When President Reagan signs the Surface Transportation Assistance Act of 1982, the first thing consumers should notice is that tires for their automobiles will be a little cheaper.

That is because the act, known variously as the nickel-a-gallon gasoline tax increase or the highway repair jobs program, repeals immediately a federal excise tax that adds between $1.50 and $2.50 to the cost of a car tire.

The nickel increase on gasoline and diesel fuel will take effect April 1 and will be imposed at the refinery.

Because gasoline prices have been dropping slowly in what economists call a "soft market," drivers may not feel the full impact of the tax increase.

"You can predict in the long run there will be a sharing of the tax by consumers and producers," Milton Russell of Resources for the Future said, but he added it was impossible to predict what that will be on April 1.

Other features of the four-year act are read either as victories, losses or ties by interests as diverse as highway contractors, truckers and mass transit operators.

"This is a tremendous move forward," said Transportation Secretary Drew Lewis, who had led the charge for the tax increase, first in the administration and then on Capitol Hill.

"It is particularly a breakthrough for mass transit," he said. But he also cited the need to rebuild crumbling highways and bridges which, he said, have been ignored for 15 years.

The truckers claim they have lost because of a major increase in heavy truck use fees, which they claim will cost them more than $2,200 for a typical 18-wheeler in 1985. But those increased taxes will not begin to be imposed for 18 months, which gives the trucking lobby time to seek relief in Congress.

It also will be a while before automobile drivers have to start dodging the wider, longer trucks with double trailers that the act permits truckers nationwide. But the law, written in a hurry, permits wider trucks immediately and heavier trucks 90 days after enactment.

"That will wipe out the trailer manufacturing business," said Bennett C. Whitlock Jr., president of the American Trucking Associations and vocal leader of the opposition to the truck taxes.

"That's more trucking bull," said a Transportation Department official who asked not to be identified. "Obviously we have to fix that little problem administratively, and we will."

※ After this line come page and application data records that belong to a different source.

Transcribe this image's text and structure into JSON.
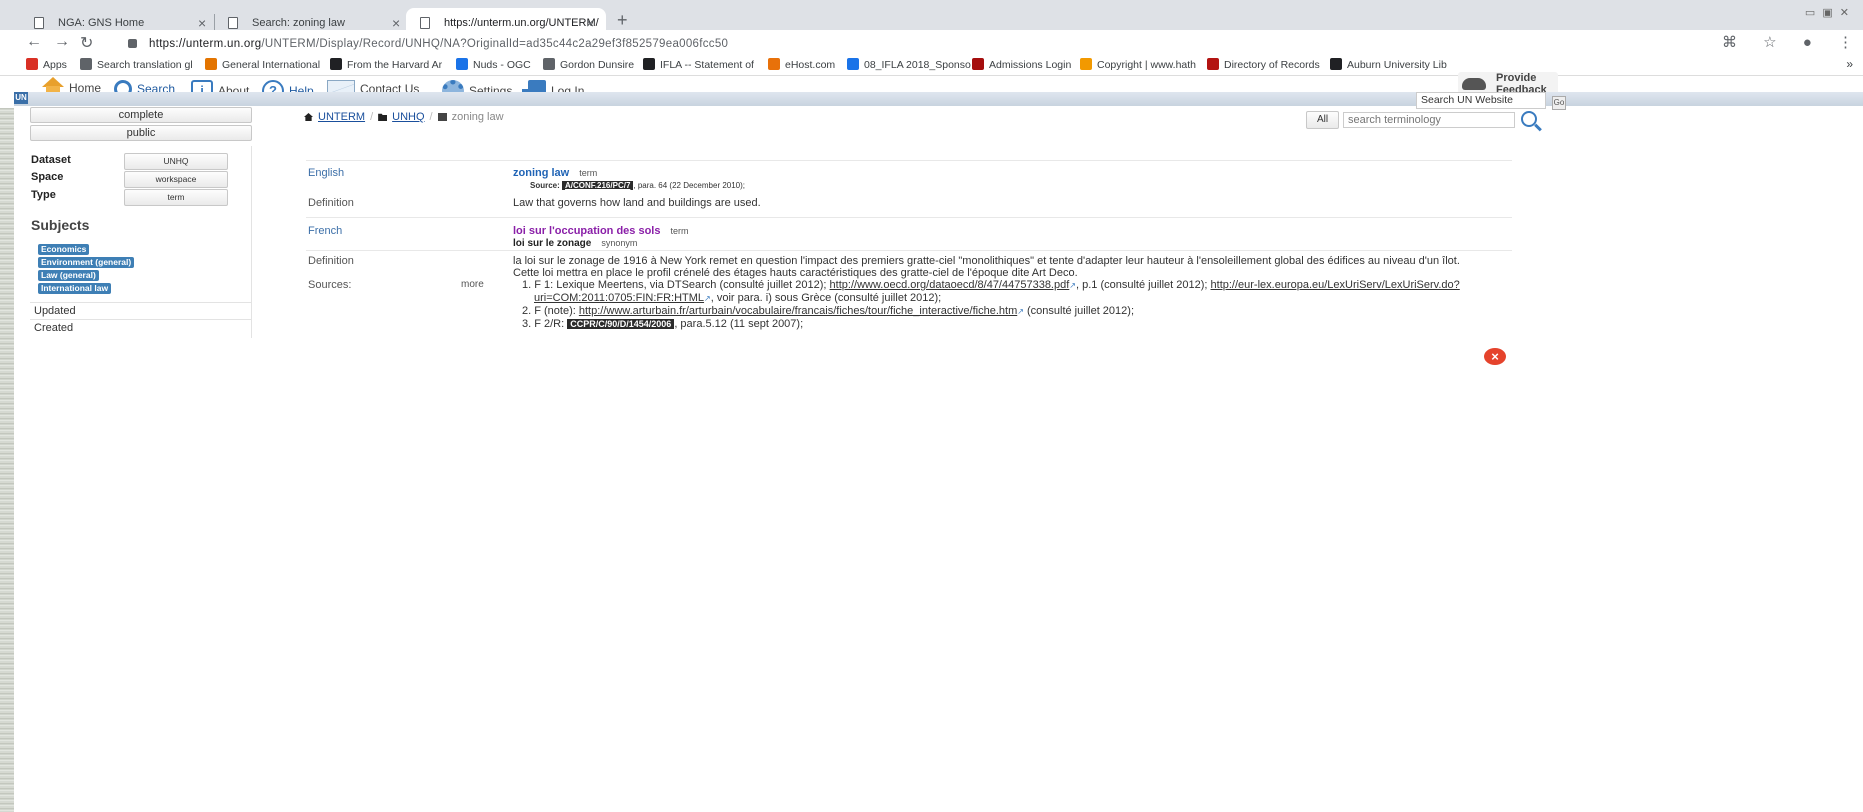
{
  "browser": {
    "tabs": [
      {
        "label": "NGA: GNS Home",
        "close": "×"
      },
      {
        "label": "Search: zoning law",
        "close": "×"
      },
      {
        "label": "https://unterm.un.org/UNTERM/",
        "close": "×"
      }
    ],
    "new_tab": "+",
    "window_controls": "▭ ▣ ✕",
    "url_host": "https://unterm.un.org",
    "url_path": "/UNTERM/Display/Record/UNHQ/NA?OriginalId=ad35c44c2a29ef3f852579ea006fcc50",
    "bookmarks": [
      {
        "label": "Apps",
        "color": "#d93025"
      },
      {
        "label": "Search translation gl",
        "color": "#5f6368"
      },
      {
        "label": "General International",
        "color": "#e37400"
      },
      {
        "label": "From the Harvard Ar",
        "color": "#202124"
      },
      {
        "label": "Nuds - OGC",
        "color": "#1a73e8"
      },
      {
        "label": "Gordon Dunsire",
        "color": "#5f6368"
      },
      {
        "label": "IFLA -- Statement of",
        "color": "#202124"
      },
      {
        "label": "eHost.com",
        "color": "#e8710a"
      },
      {
        "label": "08_IFLA 2018_Sponso",
        "color": "#1a73e8"
      },
      {
        "label": "Admissions Login",
        "color": "#a50e0e"
      },
      {
        "label": "Copyright | www.hath",
        "color": "#f29900"
      },
      {
        "label": "Directory of Records",
        "color": "#b31412"
      },
      {
        "label": "Auburn University Lib",
        "color": "#202124"
      }
    ],
    "bookmarks_more": "»"
  },
  "site_nav": {
    "home": "Home",
    "search": "Search",
    "about": "About",
    "help": "Help",
    "contact": "Contact Us",
    "settings": "Settings",
    "login": "Log In",
    "feedback": "Provide Feedback"
  },
  "un_strip": {
    "logo": "UN",
    "search_un": "Search UN Website",
    "go": "Go"
  },
  "left_panel": {
    "status_buttons": [
      "complete",
      "public"
    ],
    "facets": [
      {
        "label": "Dataset",
        "value": "UNHQ"
      },
      {
        "label": "Space",
        "value": "workspace"
      },
      {
        "label": "Type",
        "value": "term"
      }
    ],
    "subjects_title": "Subjects",
    "subjects": [
      "Economics",
      "Environment (general)",
      "Law (general)",
      "International law"
    ],
    "updated": "Updated",
    "created": "Created"
  },
  "breadcrumb": [
    "UNTERM",
    "UNHQ",
    "zoning law"
  ],
  "search": {
    "scope": "All",
    "placeholder": "search terminology"
  },
  "record": {
    "english": {
      "lang_label": "English",
      "term": "zoning law",
      "term_type": "term",
      "source_label": "Source:",
      "source_doc": "A/CONF.216/PC/7",
      "source_rest": ", para. 64 (22 December 2010);",
      "definition_label": "Definition",
      "definition": "Law that governs how land and buildings are used."
    },
    "french": {
      "lang_label": "French",
      "term": "loi sur l'occupation des sols",
      "term_type": "term",
      "synonym": "loi sur le zonage",
      "synonym_type": "synonym",
      "definition_label": "Definition",
      "definition_line1": "la loi sur le zonage de 1916 à New York remet en question l'impact des premiers gratte-ciel \"monolithiques\" et tente d'adapter leur hauteur à l'ensoleillement global des édifices au niveau d'un îlot.",
      "definition_line2": "Cette loi mettra en place le profil crénelé des étages hauts caractéristiques des gratte-ciel de l'époque dite Art Deco.",
      "sources_label": "Sources:",
      "more": "more",
      "sources": {
        "s1_a": "1. F 1: Lexique Meertens, via DTSearch (consulté juillet 2012); ",
        "s1_link1": "http://www.oecd.org/dataoecd/8/47/44757338.pdf",
        "s1_b": ", p.1 (consulté juillet 2012); ",
        "s1_link2a": "http://eur-lex.europa.eu/LexUriServ/LexUriServ.do?",
        "s1_link2b": "uri=COM:2011:0705:FIN:FR:HTML",
        "s1_c": ", voir para. i) sous Grèce (consulté juillet 2012);",
        "s2_a": "2. F (note): ",
        "s2_link": "http://www.arturbain.fr/arturbain/vocabulaire/francais/fiches/tour/fiche_interactive/fiche.htm",
        "s2_b": " (consulté juillet 2012);",
        "s3_a": "3. F 2/R: ",
        "s3_doc": "CCPR/C/90/D/1454/2006",
        "s3_b": ", para.5.12 (11 sept 2007);"
      }
    },
    "close": "×"
  }
}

Francis B. Francois, executive director of the American Association of State Highway and Transportation Officials, said he thinks it will "be some time" before two-trailer rigs are widely used in the District of Columbia and 14 eastern states including Virginia where they are banned today.

"The wider trailers may come sooner than the double trucks," Francois said. "The problem is the equipment change. If the trucking industry is anywhere near the fiscal straits it claims to be in, it will be some time" before new equipment is on the road.

Whitlock made the same point. The average truck trailer, he said, lasts for 15 years and "even the large companies can't afford to turn over a trailer that has six or seven years of life left in it." He conceded that large trucking companies will be in a better position to take advantage of the larger size limits than the small independents.

The reason mass transit is such a big winner is because, for the first time, it has a guaranteed source of federal revenue and the right to spend it, just as the highway people have had since the beginning of the highway trust fund in 1956.

Transit will get 1 cent of the 5-cent-a-gallon increase, and that money will be maintained in a separate account within the trust fund.

"This bill gives us four years of stability and certainty," Jack R. Gilstrap, executive vice president of the American Public Transit Association, said.

"For the first time ever we have a dedicated source of funding . . . . This will permit transit planners to have some certainty that funds will be available for those major porjects which span many years."

But the biggest winners, without question, are state highway departments that have watched their federal aid steadily dwindle in practical terms since 1959, the last time the gasoline tax was raised.

Francois' group, which represents almost all state highway departments, estimates that between $5 billion and $6 billion in road and bridge work can be put out for bids within 90 to 120 days.

"Two factors concern us," Francois said. "One is the impact this money will have on the construction cost index; how much work will it buy. The second is the availability of contractors and materials."

John Berard, a spokesman for Associated General Contractors, said "I don't think there's any danger in not having enough contractors around to do the work; our contractors are waiting and ready and capable."

H.C. Heldenfels, president of the contractors' group, said that because of the act, "hundreds of thousands of unemployed construction workers and construction equipment manufacturer workers will soon be going back to productive work."